Boyd: Tate and I raced together full-time last season and we’ve become friends. It’s been good to lean on each other. I feel I’m probably better at the short tracks and he’s better than me at the mile-and-a-half tracks – and that’s how it goes! We chat a lot about those and what we can do to learn from each other.
At the road course, we were looking at each other like, “Ehh, this is going to be an intense weekend!” And it played out for me to miss it, but I’m proud of him and his team for sneaking in and making that happen. Just unfortunate on our end. But, Kaz Grala, man he’s a road course king! So we were really excited to see that and showcase our equipment and what we’re capable of.
Then, my other teammate, Kris Wright, he’s been doing Truck and Xfinity. And like I said, you want to become friends with these guys. It’s easier with Tate because he lives down here and Kris is still up in Pittsburgh, but he spends a lot of time down here trying to prepare. We do a lot of simulator racing and a lot of talking, not only about how to find speed but also about life as a NASCAR driver and the challenges.
I find myself in my fifth year, and I feel really fortunate to be in NASCAR that long, but there are always questions along the way. It’s been fun to hang out with those guys and see their progress.
Jones: Two more for you. I’ve come up with the “Quarterly Question” for the drivers in this series. With the All-Star Race coming up next month for the Cup Series, if the Truck Series were to get an All-Star Race, what is something would you like to see NASCAR try out?
Boyd: Oooh, I would make the All-Star Race on a short track – a mile or under. That would have to be the first thing to change. And I always go back to Tony Stewart and him saying something about going half the race one direction and the other half the other direction! (laughs) I don’t think I would ask them to do that, but I do think it’d be cool to have a position swap! You know, if you were in this position at one particular stage in the race, like, you finish fifth, you’ll restart third. Or finish second, you’ll restart 10th. I think it could create a lot of gamesmanship.
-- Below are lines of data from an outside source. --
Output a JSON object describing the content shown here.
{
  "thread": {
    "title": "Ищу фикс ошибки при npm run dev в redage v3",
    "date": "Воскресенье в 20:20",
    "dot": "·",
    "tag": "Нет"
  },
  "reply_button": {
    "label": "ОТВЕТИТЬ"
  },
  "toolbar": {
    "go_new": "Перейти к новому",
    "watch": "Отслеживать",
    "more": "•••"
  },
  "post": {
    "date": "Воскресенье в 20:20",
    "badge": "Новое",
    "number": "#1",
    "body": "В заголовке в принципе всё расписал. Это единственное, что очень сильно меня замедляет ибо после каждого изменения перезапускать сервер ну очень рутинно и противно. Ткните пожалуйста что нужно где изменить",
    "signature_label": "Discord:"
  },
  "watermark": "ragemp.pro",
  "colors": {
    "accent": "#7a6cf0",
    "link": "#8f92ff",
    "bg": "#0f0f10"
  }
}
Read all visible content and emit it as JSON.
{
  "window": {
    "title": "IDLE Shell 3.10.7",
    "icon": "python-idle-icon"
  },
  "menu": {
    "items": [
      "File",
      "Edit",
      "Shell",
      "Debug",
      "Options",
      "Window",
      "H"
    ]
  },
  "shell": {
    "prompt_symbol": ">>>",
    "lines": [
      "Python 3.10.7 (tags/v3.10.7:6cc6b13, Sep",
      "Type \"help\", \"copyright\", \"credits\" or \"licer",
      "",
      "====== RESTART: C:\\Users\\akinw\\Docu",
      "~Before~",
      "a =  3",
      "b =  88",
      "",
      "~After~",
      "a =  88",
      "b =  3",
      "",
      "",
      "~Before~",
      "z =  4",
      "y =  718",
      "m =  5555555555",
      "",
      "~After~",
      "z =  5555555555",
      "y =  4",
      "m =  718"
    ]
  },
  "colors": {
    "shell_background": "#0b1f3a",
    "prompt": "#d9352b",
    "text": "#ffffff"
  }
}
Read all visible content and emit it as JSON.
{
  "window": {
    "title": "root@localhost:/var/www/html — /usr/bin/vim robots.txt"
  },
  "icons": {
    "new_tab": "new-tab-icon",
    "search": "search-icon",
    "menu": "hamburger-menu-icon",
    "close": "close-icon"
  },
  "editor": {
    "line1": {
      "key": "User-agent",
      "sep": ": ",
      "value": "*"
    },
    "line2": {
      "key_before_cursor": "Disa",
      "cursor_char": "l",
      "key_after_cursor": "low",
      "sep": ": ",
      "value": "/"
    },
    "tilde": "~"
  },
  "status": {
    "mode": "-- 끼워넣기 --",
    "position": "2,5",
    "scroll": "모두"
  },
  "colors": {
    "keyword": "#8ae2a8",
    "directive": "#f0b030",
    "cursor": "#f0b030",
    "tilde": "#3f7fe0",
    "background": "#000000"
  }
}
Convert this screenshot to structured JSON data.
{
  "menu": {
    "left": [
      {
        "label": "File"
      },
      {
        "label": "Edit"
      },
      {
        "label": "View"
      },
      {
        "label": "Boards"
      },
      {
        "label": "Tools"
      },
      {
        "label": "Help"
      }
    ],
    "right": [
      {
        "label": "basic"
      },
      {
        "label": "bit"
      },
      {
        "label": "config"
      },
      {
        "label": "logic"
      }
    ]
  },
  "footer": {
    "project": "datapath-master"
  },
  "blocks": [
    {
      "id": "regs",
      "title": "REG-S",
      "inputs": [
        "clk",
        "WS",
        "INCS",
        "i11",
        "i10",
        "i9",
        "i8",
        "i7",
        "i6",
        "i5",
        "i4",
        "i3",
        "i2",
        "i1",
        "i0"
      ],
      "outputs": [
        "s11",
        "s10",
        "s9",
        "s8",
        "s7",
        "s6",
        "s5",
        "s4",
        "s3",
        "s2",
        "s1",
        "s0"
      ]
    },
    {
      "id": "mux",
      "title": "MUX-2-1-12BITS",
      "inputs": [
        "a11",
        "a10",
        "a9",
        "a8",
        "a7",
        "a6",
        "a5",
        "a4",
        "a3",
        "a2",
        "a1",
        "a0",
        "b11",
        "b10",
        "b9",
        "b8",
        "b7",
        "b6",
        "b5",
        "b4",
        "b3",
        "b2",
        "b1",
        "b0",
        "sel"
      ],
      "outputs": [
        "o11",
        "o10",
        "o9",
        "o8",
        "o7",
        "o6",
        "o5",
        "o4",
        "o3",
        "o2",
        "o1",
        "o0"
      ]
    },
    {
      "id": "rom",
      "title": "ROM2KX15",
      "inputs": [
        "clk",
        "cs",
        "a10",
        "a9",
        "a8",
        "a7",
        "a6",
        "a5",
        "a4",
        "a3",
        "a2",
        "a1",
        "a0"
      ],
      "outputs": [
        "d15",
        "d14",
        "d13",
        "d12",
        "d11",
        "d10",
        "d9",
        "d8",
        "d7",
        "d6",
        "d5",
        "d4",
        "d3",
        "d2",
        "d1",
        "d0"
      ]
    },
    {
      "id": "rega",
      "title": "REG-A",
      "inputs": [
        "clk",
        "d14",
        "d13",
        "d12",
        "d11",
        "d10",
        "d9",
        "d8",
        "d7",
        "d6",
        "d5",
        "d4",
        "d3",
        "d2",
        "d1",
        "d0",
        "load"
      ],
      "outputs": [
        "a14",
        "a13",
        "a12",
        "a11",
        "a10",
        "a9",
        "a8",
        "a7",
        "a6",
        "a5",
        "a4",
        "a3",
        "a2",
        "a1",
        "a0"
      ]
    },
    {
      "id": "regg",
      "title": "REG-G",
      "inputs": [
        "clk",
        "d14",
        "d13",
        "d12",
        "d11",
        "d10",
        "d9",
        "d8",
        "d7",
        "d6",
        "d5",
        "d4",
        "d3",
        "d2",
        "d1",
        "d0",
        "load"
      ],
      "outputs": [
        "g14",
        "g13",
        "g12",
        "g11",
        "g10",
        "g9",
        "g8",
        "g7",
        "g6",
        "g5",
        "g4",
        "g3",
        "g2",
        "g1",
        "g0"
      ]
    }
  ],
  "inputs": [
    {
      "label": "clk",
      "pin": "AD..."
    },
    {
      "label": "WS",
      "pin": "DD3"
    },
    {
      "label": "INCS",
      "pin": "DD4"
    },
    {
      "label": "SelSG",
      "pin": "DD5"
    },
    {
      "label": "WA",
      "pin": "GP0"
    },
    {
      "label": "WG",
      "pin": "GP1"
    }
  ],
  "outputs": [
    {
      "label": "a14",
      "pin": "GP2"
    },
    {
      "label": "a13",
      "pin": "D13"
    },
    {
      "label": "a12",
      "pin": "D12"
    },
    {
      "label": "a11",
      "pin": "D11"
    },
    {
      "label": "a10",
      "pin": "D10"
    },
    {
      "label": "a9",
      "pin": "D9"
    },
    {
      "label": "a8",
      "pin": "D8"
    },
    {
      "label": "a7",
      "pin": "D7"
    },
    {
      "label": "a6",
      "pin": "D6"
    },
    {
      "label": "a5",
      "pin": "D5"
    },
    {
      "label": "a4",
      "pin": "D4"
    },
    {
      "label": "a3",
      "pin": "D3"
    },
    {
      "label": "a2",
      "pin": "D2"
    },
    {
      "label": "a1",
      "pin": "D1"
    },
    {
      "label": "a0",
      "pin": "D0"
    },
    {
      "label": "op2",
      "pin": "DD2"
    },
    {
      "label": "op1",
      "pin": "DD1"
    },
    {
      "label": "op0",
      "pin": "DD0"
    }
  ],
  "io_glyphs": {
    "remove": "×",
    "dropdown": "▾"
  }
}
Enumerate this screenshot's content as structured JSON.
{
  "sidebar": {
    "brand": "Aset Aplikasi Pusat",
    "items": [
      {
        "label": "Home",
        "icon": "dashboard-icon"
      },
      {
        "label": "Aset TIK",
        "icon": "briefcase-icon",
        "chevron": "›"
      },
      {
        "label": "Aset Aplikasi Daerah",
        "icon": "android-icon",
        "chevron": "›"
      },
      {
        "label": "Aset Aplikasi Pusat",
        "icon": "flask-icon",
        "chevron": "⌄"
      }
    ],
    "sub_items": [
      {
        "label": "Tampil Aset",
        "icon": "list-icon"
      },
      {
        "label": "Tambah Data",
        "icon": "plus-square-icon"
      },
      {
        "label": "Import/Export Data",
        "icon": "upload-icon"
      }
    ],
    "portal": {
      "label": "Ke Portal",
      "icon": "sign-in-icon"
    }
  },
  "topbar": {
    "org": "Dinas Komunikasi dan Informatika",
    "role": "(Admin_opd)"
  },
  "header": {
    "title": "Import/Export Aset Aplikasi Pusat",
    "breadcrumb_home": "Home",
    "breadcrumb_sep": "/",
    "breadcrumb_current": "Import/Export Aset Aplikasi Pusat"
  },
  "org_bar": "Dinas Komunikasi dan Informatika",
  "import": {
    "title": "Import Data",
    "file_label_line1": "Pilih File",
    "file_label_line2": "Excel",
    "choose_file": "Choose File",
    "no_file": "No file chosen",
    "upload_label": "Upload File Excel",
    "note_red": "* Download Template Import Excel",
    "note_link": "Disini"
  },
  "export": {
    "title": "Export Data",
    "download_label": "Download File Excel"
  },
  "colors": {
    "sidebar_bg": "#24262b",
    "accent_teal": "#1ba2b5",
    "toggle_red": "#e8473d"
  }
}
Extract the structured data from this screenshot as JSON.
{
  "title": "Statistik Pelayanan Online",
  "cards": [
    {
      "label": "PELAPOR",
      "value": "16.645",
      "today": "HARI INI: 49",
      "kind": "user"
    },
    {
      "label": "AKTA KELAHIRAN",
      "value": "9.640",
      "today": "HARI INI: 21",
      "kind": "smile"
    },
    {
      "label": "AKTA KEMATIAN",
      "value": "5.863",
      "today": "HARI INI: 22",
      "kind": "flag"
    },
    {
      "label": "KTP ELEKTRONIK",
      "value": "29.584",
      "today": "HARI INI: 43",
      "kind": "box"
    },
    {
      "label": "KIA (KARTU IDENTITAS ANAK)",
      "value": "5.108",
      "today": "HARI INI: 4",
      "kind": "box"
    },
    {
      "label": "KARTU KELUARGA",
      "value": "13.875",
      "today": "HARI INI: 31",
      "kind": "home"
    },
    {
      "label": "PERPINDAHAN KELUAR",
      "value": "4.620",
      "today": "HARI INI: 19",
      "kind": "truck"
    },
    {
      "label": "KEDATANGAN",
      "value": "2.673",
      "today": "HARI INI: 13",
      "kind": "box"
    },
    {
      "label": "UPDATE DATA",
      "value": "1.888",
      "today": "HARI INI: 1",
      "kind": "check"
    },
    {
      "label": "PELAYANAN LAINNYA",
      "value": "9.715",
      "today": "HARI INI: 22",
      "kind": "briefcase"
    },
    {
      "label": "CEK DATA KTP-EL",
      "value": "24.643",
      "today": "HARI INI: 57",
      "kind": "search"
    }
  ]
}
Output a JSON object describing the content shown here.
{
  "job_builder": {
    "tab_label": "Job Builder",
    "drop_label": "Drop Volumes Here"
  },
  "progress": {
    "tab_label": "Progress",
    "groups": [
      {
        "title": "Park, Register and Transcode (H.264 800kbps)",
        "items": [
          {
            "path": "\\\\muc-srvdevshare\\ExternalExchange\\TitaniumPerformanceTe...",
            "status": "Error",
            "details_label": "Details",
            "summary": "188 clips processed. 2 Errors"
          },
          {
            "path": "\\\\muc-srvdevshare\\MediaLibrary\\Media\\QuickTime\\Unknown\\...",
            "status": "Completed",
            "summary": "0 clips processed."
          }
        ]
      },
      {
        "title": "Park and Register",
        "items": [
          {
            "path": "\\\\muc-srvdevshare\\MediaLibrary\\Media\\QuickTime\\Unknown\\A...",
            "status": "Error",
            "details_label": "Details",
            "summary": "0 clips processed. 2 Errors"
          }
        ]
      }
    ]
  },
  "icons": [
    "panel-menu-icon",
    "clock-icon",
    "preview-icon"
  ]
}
And that’s what it’s all about with these races – just moving people around where it’s less lead follow and more opportunities for fans to see exciting passes. Passes are key, but I think what fans want, or when I watch F1 or another series, we’re looking for those near-misses. Those exciting passes where you’re like, “Wow! That took a lot of guts to do,” or, “Can’t believe they made it through that!” Those are exciting moments for fans that tend to live on after the event.
Jones: That’s so true! I like those ideas! Finally, the next time we talk will be in August. As you head into the back half of the regular season, what are some expectations or goals for you and your team?
Boyd: It’s definitely very similar to always – progress and building on what we’ve got. I will say right now, we’re in a bit of a hole compared to where we expected to be, but you have to prepare for that and understand it can happen.
We’re moving into some races that I like. Charlotte is a good track and it’s always nice to race in your backyard – it feels a little less stressful and a little more like home. Then we go out to Texas. Texas Motor Speedway is one of my favorite mile-and-a-half tracks. Nashville’s going to be exciting!
There’s a lot of tracks on our radar that are going to be challenging, but I feel we’re in a good spot. Everyone on the team wanting to do better is always a good thing. Leaning on our teammates and their recent success is going to give us a little more speed when we show up off the truck.
A huge thank you to Spencer Boyd for taking the time, not only to speak openly on where the No. 20 Young’s Motorsports team is, but where they hope to be headed in the coming weeks and months. Be sure to give his many partners a follow, as well as the social accounts for him and his team.